The left detests him, the Republicans may as well get used to him. He is there best shot.
In this essay on energy there is absolutely nothing new, except you have to believe he will get it done.
Leading America Toward Energy Independence
By Rudy Giuliani
July 26, 2007
Real Clear Politics
America needs to become energy independent.
We should have started to move toward energy independence back in the 1970s, when oil prices spiked and there were the long lines at gas stations. Presidents Nixon and Carter talked about energy independence, but not a lot got done. The next President of the United States is going to have to make it a major goal of their administration. Most people will say it's impossible, we've tried before. I'm running for president because I know how to get things done.
I will move America toward energy independence. It will require setting goals, sticking to them and energizing the American people to achieve them. It will require expanding our reliance on a much more diverse range of energy sources that America can control.
Ethanol and other bio-fuels are already helping America move toward energy independence. But it is embarrassing that Brazil is so far ahead of America in the use of ethanol. It should be other way around. Seventy percent of the new cars sold in Brazil can use ethanol. In the United States there's only a very small percentage. In Brazil you can pull up to most gas stations and get ethanol. That's not the case in the United States. Our goal has to be more growth in ethanol. Because every percentage that we increase our use of ethanol, we reduce our reliance on foreign oil from volatile areas of the world.
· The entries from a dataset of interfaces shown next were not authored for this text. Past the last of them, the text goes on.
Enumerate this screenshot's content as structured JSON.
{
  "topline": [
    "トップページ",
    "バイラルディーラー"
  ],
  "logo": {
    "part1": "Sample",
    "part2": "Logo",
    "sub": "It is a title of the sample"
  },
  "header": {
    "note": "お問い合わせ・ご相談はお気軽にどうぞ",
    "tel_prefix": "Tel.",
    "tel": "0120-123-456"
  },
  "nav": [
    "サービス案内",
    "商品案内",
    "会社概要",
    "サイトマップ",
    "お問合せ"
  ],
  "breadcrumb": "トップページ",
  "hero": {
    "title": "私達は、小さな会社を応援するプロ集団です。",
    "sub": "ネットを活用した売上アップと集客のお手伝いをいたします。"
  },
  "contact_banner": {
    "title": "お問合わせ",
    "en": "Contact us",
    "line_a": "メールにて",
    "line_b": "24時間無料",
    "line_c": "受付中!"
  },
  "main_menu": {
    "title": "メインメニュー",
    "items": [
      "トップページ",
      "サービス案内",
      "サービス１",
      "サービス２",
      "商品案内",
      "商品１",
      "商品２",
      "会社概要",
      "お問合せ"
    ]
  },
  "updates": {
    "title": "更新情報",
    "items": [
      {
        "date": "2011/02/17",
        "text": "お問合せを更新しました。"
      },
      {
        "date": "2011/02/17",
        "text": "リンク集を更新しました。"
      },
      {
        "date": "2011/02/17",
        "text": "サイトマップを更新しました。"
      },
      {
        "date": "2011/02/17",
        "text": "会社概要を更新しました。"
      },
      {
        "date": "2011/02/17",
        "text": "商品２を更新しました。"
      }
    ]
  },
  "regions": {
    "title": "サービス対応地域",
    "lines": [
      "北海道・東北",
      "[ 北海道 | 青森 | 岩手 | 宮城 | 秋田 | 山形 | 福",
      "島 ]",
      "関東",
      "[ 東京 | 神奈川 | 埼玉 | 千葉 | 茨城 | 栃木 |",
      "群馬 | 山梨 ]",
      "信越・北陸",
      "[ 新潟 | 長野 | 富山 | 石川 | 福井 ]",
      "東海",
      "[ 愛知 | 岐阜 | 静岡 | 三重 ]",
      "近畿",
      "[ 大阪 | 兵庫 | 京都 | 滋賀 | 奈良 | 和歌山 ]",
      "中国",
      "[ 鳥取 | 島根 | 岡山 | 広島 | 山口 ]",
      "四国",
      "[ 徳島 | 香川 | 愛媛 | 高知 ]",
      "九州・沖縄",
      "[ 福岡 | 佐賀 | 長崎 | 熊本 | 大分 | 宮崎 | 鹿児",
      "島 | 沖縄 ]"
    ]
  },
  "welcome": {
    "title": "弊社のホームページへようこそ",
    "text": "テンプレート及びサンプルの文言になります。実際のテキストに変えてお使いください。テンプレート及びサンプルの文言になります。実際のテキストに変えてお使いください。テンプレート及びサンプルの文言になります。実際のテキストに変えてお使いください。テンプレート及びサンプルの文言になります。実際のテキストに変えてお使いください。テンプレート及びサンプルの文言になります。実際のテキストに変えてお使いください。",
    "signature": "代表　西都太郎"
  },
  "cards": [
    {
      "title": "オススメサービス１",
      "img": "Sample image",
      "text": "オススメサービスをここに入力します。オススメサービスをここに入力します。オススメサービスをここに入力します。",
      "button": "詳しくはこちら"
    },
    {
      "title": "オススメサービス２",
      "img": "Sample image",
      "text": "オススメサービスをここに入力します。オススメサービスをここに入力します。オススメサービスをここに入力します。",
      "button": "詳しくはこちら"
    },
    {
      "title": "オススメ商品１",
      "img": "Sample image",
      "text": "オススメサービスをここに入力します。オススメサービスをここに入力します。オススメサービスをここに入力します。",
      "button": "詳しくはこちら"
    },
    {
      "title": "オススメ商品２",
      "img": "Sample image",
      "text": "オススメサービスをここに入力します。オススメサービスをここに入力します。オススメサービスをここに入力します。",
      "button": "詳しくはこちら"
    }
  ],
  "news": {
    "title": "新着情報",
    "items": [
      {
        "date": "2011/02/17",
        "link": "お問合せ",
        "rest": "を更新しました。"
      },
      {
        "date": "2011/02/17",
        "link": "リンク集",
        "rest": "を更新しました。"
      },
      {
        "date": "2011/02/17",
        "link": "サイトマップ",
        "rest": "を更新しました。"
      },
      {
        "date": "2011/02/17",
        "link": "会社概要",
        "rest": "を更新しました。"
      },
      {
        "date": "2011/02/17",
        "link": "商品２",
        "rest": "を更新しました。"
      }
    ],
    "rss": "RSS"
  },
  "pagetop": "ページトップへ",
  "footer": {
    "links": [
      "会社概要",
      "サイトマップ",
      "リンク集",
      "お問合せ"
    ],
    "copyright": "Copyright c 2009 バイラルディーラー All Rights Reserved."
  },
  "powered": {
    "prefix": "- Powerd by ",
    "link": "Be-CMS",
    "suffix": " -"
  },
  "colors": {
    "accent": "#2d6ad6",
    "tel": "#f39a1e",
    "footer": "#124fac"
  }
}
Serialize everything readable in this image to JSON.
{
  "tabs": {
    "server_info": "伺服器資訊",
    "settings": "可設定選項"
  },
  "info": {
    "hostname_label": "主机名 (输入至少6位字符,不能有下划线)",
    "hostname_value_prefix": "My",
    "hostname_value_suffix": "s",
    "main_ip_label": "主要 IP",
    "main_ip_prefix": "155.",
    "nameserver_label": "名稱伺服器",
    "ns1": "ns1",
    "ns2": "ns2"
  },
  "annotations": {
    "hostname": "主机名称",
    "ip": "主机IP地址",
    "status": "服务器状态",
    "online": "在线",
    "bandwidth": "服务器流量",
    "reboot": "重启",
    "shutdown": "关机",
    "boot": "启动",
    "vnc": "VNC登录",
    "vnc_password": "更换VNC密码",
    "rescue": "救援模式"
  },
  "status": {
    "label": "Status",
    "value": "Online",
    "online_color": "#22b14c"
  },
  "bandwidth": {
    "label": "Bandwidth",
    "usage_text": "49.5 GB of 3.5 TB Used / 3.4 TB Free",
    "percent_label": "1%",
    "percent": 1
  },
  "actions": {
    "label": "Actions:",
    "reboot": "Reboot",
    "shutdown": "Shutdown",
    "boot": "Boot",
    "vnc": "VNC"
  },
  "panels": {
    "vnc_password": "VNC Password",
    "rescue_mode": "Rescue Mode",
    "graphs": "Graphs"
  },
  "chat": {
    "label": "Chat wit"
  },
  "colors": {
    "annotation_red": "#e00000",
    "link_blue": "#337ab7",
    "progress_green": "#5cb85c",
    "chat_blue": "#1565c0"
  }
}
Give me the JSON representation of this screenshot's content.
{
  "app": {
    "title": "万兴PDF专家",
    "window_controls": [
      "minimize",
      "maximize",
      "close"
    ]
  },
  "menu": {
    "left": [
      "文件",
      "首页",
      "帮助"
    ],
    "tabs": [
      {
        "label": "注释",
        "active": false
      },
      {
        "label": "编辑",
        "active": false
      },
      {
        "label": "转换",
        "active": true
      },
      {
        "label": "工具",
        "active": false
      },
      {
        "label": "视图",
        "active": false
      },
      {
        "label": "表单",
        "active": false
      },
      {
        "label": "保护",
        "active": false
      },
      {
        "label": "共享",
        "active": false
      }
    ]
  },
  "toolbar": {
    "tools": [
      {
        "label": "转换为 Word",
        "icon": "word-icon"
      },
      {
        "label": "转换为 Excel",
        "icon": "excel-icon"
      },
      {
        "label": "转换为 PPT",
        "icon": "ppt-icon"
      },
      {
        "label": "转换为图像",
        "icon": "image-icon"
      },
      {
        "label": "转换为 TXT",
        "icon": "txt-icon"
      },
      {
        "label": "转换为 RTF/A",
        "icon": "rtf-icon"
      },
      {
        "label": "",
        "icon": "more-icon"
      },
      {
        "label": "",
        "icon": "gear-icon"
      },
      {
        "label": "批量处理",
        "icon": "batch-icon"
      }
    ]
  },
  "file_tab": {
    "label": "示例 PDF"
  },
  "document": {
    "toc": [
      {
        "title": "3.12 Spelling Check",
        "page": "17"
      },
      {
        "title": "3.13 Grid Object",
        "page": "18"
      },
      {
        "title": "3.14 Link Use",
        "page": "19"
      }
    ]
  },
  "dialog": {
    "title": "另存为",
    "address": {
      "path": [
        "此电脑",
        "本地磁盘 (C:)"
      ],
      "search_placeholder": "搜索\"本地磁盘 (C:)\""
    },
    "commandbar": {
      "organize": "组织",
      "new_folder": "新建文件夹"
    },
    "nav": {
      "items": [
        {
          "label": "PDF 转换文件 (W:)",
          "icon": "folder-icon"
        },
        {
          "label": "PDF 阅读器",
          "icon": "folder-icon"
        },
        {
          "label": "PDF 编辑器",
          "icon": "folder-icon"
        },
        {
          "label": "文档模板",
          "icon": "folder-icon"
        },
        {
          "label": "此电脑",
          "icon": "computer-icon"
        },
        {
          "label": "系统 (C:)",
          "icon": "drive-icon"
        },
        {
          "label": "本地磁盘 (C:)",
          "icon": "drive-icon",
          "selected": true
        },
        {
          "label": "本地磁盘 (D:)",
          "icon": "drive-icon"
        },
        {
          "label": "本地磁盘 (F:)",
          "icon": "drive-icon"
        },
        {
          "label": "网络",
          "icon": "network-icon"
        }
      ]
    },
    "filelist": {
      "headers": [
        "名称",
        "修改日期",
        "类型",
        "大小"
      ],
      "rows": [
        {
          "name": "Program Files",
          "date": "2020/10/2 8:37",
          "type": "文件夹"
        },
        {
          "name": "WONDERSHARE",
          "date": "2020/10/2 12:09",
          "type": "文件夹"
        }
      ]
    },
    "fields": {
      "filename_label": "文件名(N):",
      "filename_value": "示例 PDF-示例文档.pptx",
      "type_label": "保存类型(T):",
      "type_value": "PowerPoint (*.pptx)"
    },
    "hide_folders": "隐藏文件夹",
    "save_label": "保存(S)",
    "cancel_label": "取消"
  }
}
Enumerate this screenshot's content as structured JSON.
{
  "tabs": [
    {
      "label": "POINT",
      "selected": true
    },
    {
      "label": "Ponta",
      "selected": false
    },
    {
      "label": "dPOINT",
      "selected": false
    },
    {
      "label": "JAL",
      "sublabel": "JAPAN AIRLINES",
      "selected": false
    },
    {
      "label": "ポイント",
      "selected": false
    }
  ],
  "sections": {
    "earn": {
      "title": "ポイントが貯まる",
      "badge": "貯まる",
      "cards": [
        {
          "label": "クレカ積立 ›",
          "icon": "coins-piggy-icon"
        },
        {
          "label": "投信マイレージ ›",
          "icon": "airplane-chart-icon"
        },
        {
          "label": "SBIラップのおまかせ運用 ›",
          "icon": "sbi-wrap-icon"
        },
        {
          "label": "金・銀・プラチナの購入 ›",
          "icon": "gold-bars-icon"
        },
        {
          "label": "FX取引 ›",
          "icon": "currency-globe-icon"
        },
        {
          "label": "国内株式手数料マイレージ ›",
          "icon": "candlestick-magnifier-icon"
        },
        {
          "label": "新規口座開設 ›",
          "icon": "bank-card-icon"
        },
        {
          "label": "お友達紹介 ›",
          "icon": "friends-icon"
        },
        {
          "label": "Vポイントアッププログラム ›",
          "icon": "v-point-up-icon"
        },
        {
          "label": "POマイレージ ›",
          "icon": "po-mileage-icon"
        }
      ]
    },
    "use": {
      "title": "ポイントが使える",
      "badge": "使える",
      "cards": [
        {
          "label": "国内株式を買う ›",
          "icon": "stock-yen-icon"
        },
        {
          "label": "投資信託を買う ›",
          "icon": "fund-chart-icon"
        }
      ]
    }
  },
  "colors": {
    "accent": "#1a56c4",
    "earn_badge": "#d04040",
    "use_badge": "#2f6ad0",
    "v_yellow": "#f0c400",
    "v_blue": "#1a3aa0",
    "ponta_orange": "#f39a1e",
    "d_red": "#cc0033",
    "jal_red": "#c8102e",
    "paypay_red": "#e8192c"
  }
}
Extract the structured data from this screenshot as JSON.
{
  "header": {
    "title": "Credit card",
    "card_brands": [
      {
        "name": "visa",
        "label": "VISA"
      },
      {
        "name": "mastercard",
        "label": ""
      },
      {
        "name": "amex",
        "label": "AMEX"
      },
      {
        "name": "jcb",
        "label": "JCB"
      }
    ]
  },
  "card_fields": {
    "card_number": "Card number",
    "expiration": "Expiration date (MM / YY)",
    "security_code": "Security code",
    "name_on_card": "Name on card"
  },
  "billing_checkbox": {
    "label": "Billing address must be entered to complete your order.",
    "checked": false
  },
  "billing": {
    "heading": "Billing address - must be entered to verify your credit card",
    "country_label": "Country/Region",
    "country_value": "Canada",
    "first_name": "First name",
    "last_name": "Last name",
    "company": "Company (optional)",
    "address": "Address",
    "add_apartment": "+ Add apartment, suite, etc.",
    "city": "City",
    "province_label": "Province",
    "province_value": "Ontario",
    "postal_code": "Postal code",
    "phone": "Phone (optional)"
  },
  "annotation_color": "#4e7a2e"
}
Just like Brazil is ahead of us in ethanol, France is ahead of us in nuclear power. Eighty percent of the electricity in France comes from nuclear power. Only twenty percent of electricity in America is generated by nuclear power and it's going to go down to fifteen percent in the future if we don't do something about it. We invented the peaceful use of nuclear power, but we've let other countries get ahead of us. There is no reason for that. No one's ever died from nuclear power in the United States. Despite that fact, we haven't licensed a new nuclear power plant in the United States in 30 years.
America has more coal than Saudi Arabia has oil. If we can compete and make cost effective the process of carbon sequestration, clean coal, we can rely on coal to a much larger extent. And we can rely on it without harming the environment.
We also must increase our use of solar power, wind power and hydro-power. We can reduce energy costs and reduce pollution through conservation. And if we can figure out how to change our electrical grid to a digital grid we'll be able to use our energy on a much more efficient and consistent basis.
The government needs to help business establish competitive, cost-effective technologies in the short-run. That doesn't necessarily mean larger subsidies. But it does require government helping those developing industries and technologies. In the case of increasing the number of oil refineries and nuclear power plants, it means breaking down some of the bureaucratic burdens.
In the long-run, energy independence can become a great industry for America. We can sell our advances to countries like China and India. They need energy independence even more than we do and they are further behind us in this effort. If we approach this challenge from a position of our strengths, not our weaknesses, we can find new opportunities and create new jobs right here in America.
The government has to approach energy independence the way we put a man on the moon. When the Soviets put a man in space, President Eisenhower was embarrassed and angry. President Eisenhower said we're going to get to the moon first and he started the space program. President Kennedy took it over and expanded it. President Johnson continued the job and President Nixon got it done. That's two Republican presidents and two Democratic presidents - not thinking about partisan interests, but thinking about the national interest. That is the way America achieves great goals.
The bottom line is that there is no one answer: Ethanol and bio-fuels can't do it all, conservation can't do it all, coal, nuclear, wind, solar, hybrid vehicles - none of these are silver bullet solutions. But if we increase our use of each one of them to a higher level, we can achieve energy independence in the future while creating a new engine for the American economy.